Health + Hygiene
9. Health insurance: Some memories are not worth dying for. Practice good judgment and don’t put yourself and your partner’s life at risk. Unfortunately, accidents do happen, so make sure you have travel insurance before you go. We know they’re not cheap, but it can literally save you. Read the policies carefully – we decided on getting a medical-only plan because we had good trip interruption/cancellation and baggage loss coverage from our credit cards. Our health plan (GeoBlue Voyager Essential) covered:
- Emergency evacuation (read: helicopters if you are going hiking or multi-day backpacking)
- Sports and high-risk activities
10. Water filtration system: Even if you are not going hiking or camping in the wild, this item is SO important. Not all tap water is safe to drink, and do you really want to have to scour for bottled water all the time? There are a few different types of filtration systems out there, but the one we found most useful, foolproof and portable is the Grayl ultralight. Sure it’s on the pricier side, but it ensures that we stay hydrated no matter where we are! We’ve used it in our bedrooms as much as beside questionable water streams. It’s an absolute lifesaver. We liked that:
- Easy to use, portable system
- No waiting, pumping, transferring, batteries or charging involved. Just press, and drink straight out of the bottle!
- Filters bacteria AND viruses
- No aftertaste! Seriously, we even filtered river water and it tasted fine!
- Good for 300 uses (600 between the both of us)
11. First Aid and Medicine: Pack these first-aid essentials into a little bag for your trip:
- Anti-inflammatory, pain and fever meds (e.g., Advil and Tylenol)
- Stomach and anti-nausea meds (e.g., Pepto-Bismol)
- Cold meds (e.g., Dayquil)
- Band-aids of different sizes
- Moleskin (for blisters)
- First aid scissors
- Antiseptic wipes
- Hydrocortisone cream
- Duct tape (seriously, so handy! Don’t need to take the whole roll, just pull off and roll up a good amount)
Tip: If you question the food hygiene of a certain location, don’t risk it. Food poisoning can really cause major issues and setbacks in your trip. If the area doesn’t have access to consistent electricity, avoid food that requires refrigeration (meat, dairy). If the water is questionable, make sure all food is cooked in boiling water, no raw stuff (including salads), and avoid eating skinless fruits (orange good, apple no good).
Other Best Practices
12. Always have 2 sources of failure: A consistent theme in this post – always have a back-up for important items. Like credit cards, chargers, batteries, your media, and also have scans of your important identification documents in a cloud library or email them to yourself.
13. Certain things need to be planned ahead of time: You don’t have to plan everything (and you probably can’t), but anything that requires transporting yourself and/or your personal belongings should be planned ahead. We mean – how to get to the hotel after you land at the airport; getting from place A to B; what time does the bus or train or ferry leave, etc. Basically, minimize the time where you may be walking around clueless, not knowing where you are or where you should be heading. This can create unnecessary stress which makes you vulnerable to scam artists.

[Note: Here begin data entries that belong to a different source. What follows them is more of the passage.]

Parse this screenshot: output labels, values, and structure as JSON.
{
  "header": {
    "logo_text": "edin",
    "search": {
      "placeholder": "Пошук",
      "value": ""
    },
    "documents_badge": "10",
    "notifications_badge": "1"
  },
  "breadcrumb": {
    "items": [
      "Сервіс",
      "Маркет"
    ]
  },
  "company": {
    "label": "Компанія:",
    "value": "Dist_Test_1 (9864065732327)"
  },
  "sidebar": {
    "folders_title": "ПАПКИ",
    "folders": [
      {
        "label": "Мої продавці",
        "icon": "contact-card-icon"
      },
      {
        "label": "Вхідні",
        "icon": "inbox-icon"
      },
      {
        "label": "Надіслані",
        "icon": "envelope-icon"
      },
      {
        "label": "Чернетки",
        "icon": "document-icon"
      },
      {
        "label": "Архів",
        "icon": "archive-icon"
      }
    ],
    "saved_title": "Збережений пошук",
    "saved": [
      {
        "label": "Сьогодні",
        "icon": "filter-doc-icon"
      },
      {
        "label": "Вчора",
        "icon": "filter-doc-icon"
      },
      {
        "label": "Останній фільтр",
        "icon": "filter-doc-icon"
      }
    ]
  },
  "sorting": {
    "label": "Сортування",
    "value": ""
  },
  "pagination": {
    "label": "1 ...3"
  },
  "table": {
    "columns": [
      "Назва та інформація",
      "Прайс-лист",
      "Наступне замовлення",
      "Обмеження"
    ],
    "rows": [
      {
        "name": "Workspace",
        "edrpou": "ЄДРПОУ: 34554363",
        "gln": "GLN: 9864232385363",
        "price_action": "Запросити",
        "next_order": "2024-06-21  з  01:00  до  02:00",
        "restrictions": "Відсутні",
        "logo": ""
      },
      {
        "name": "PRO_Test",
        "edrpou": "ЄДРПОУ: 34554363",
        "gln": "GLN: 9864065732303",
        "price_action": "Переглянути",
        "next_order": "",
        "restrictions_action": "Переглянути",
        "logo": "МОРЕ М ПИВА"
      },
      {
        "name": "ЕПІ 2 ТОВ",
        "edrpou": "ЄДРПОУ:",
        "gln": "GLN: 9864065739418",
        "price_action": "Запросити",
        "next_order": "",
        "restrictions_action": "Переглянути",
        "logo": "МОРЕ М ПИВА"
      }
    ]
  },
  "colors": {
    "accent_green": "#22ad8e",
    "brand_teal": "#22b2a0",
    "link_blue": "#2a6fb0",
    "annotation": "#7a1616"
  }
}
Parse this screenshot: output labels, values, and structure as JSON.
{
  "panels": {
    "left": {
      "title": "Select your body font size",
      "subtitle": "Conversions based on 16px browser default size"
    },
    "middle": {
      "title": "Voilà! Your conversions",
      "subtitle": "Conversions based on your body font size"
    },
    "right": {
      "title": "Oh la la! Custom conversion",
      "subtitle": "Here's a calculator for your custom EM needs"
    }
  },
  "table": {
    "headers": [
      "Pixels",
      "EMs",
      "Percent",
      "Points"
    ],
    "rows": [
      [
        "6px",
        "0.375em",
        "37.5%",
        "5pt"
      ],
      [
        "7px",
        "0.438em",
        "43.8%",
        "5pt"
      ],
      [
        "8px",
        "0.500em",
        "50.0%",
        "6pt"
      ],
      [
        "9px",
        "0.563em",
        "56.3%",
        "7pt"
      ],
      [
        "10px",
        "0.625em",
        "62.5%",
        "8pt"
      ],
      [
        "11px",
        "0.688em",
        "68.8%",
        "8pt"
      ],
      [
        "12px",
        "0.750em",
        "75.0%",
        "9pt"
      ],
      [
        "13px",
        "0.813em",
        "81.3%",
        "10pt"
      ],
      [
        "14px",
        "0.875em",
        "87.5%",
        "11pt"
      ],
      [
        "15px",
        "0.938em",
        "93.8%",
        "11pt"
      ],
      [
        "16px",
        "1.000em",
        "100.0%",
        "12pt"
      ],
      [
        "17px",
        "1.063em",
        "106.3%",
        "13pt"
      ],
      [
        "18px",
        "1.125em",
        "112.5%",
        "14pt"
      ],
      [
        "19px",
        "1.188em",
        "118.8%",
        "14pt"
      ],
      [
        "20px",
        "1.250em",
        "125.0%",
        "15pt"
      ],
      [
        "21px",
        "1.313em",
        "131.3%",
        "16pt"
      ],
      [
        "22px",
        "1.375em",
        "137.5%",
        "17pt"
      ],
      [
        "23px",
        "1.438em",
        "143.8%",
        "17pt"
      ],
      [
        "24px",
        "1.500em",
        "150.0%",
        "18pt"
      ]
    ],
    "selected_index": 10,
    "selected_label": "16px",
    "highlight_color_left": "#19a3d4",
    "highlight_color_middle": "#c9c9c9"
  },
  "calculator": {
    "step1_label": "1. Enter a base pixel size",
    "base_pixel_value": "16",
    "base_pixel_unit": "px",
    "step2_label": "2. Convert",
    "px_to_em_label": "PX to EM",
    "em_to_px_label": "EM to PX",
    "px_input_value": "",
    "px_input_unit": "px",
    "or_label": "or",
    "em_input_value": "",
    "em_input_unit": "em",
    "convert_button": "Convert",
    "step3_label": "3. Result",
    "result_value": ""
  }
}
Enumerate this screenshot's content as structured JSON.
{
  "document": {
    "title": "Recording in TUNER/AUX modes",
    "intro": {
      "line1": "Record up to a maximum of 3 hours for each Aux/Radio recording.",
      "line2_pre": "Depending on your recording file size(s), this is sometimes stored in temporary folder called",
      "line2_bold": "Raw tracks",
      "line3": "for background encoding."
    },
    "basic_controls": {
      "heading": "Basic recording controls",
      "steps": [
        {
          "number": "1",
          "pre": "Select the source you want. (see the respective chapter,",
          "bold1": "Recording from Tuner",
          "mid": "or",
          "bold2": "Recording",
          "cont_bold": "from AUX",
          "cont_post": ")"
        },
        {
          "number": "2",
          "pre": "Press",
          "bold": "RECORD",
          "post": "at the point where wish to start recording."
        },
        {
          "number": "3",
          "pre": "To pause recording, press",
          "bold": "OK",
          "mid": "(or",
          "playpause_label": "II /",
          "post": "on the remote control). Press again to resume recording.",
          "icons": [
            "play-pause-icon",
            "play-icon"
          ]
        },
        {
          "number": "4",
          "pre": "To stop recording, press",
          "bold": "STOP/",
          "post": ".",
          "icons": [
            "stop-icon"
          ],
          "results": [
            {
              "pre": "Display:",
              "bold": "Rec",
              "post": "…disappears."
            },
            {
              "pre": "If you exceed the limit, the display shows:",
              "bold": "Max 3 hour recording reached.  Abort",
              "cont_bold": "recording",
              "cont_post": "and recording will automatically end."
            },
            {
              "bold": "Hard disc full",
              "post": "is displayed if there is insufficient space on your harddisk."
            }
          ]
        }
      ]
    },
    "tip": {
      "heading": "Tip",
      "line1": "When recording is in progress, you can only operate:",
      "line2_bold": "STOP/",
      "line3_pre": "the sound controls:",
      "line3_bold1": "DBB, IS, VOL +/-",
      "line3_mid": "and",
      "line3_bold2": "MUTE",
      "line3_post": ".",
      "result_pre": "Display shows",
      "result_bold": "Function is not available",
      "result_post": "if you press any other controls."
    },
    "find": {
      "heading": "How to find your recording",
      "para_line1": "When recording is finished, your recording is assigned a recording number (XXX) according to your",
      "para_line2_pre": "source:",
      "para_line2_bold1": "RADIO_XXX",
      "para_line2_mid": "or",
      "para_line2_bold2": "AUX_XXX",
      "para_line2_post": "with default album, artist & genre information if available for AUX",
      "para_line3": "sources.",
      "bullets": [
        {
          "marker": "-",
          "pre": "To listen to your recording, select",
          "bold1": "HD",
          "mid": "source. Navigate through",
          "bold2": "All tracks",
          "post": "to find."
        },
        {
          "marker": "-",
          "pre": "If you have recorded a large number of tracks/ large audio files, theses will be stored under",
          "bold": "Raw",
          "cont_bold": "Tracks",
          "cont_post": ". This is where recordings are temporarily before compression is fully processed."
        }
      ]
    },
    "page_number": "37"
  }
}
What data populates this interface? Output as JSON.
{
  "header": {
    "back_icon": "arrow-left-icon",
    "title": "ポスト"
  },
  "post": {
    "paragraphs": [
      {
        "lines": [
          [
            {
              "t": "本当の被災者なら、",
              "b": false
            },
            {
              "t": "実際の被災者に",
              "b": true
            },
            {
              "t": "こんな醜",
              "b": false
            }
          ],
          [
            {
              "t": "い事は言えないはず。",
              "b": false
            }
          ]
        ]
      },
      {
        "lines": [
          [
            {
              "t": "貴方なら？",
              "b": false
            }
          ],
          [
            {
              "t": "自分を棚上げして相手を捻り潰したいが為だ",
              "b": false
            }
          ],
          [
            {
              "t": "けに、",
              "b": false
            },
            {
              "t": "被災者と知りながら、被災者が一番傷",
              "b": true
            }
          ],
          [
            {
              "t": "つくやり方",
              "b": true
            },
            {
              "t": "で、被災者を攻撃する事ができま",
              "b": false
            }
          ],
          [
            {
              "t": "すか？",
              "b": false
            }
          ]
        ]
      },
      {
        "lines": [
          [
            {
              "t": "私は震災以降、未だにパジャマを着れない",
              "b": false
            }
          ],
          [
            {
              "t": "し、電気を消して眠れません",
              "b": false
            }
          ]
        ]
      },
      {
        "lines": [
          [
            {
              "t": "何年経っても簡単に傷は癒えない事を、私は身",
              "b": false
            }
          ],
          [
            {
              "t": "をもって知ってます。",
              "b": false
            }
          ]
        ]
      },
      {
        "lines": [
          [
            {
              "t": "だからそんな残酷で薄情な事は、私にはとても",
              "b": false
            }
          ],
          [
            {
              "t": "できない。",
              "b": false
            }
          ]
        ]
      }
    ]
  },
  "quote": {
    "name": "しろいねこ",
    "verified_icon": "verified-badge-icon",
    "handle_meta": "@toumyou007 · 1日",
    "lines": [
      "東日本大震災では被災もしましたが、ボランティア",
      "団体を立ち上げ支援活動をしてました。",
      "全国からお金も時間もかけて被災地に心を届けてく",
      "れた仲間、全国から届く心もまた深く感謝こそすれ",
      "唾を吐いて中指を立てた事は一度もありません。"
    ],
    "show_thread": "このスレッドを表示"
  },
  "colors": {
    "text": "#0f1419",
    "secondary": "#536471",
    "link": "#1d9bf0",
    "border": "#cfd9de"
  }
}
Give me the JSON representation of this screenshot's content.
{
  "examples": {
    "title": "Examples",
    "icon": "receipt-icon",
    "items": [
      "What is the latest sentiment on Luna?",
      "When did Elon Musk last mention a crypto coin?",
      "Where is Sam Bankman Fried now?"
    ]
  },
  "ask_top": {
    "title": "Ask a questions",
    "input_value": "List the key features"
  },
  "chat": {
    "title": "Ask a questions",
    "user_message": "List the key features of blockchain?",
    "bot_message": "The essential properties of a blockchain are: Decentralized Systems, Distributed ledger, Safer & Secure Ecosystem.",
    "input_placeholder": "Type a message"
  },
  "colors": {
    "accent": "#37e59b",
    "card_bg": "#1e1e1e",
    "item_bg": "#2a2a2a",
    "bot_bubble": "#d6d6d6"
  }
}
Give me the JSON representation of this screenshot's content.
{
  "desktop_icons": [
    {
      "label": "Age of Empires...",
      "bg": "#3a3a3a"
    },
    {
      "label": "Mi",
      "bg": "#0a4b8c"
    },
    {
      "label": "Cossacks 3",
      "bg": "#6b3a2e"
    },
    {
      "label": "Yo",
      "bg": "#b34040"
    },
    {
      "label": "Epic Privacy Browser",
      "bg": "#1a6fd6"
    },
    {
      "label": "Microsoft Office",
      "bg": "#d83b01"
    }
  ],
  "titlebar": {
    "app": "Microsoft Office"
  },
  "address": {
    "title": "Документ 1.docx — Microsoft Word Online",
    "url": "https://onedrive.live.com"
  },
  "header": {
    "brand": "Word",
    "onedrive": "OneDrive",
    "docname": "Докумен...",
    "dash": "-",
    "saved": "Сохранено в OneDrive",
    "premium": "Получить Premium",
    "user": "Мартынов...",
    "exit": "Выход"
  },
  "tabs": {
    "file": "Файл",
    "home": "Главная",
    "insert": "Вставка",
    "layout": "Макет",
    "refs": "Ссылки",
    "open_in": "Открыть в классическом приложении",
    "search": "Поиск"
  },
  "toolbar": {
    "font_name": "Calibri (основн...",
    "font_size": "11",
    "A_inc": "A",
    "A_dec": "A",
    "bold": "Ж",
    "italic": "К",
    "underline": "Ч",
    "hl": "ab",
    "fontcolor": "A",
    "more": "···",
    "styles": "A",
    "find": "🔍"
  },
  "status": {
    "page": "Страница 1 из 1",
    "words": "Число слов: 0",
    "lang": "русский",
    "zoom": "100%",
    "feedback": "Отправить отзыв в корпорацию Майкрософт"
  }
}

14. Minimalism: Try to minimize the number of things you bring. Not only is this easier/lighter to carry around, it significantly reduces the chance of loss because you can bring your bags up the plane as carry-on if necessary.
We recommend a hiking pack for most of your things (ugh, no dragging please…) and a smaller backpack for your essentials (read: it never leaves you!). This means you need to pack light (in quantity and in weight). Think versatile items that can be used in multiple locations or climates. See this post to see how we packed our hiking gear – other than that we only packed 2-3 pieces of “city” clothing! Yep! That’s all we packed for our year-long travel!
We hope this post is helpful! Please leave a comment if you have any questions or suggestions!